Under the McKinney-Vento Act, preschool children who are homeless do not have a “school of origin,” since they never attended school. Therefore, preschool children are required to enroll in the school district they are living in. However, this may cause difficulties for a homeless family who is sending an older child to one district, the school of origin, and their preschool child to a different district.
Homeless preschool issues have to be addressed on a case-by-case basis. What is in the best interest of the preschool child under these circumstances? Are significant barriers being created for the parent(s) by sending the children to two different school districts? Are there other circumstances that would create educational and/or emotional barriers for the preschool child to be sent to another district? How long will the parent(s) be living at their present residence?
Technically, the preschool child should be attending the district where the family is living. If there are other circumstances that should be considered, the two districts homeless liaisons should discuss “best interest” issues for the preschool child in question. The two districts must agree, and be willing to pay for half the transportation costs, to allow the preschool child to attend the sibling’s school of origin.
State law, “Thayer” is very clear that a student should be attending the district where the student lives, and the McKinney-Vento Act does not recognize a school of origin for preschool children. However, McKinney-Vento also emphasizes following the best interest provisions, and is also clear that barriers should not be created for the full participation of students in schools. Check for agreement with all the appropriate district staff if you believe that the best interest of the preschool child will be served by sending the preschooler to the sibling’s school of origin.
What is the role of community agencies in working with school districts to help homeless children and youth?
Collaboration between schools and community partners (emergency shelters, Birth-to-3, Head Start, child care, public health, and human services) improves identification and recruitment of children in homeless situations while increasing the potential for expanding services to families. The homeless liaison is responsible for notifying community agencies of the educational rights of homeless students and refers homeless families and unaccompanied youth to community agencies that can help meet basic needs.
Questions and Answers on Special Education and Homelessness
Office of Special Education Programs, US Department of Education, 2008
Frequently Asked Questions about Homelessness and Special Education
Wisconsin Department of Public Instruction, 2011
What happens if a family or unaccompanied youth who is homeless is refused enrollment or transportation services?

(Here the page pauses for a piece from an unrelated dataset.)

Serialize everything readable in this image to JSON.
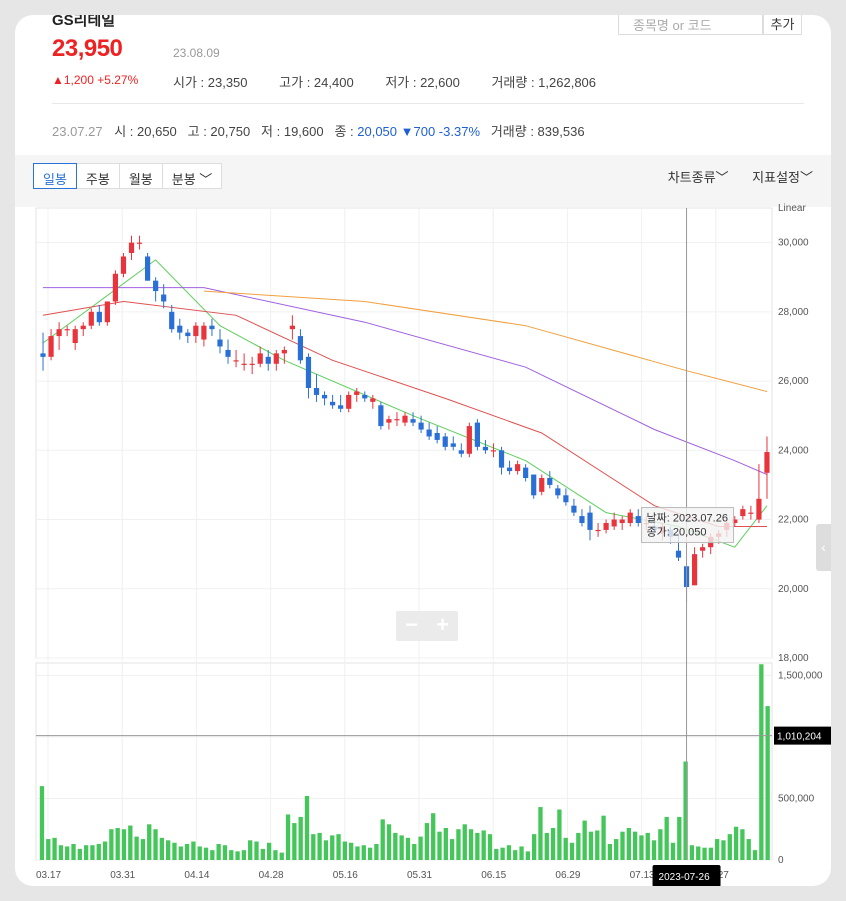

Families and unaccompanied children and youth who are homeless may dispute decisions made by the district regarding school selection or enrollment in a school. The homeless liaison is required to assist parents and unaccompanied children and youth through the district’s dispute resolution process. If a dispute is not resolved after going through the district resolution process, the parent or unaccompanied youth may send a request for resolution to the Superintendent’s Office of the Wisconsin Department of Public Instruction. Disputes involving homeless issues follow the Chapter PI 1 complaint resolution process. Unresolved complaints should be sent to:
P.O. Box 7841
Madison, WI 53707-7841
For questions about this information please contact one of our State EHCY Coordinators:
Kristine Nadolski (608) 267-7338
Susan Piazza (608) 267-1284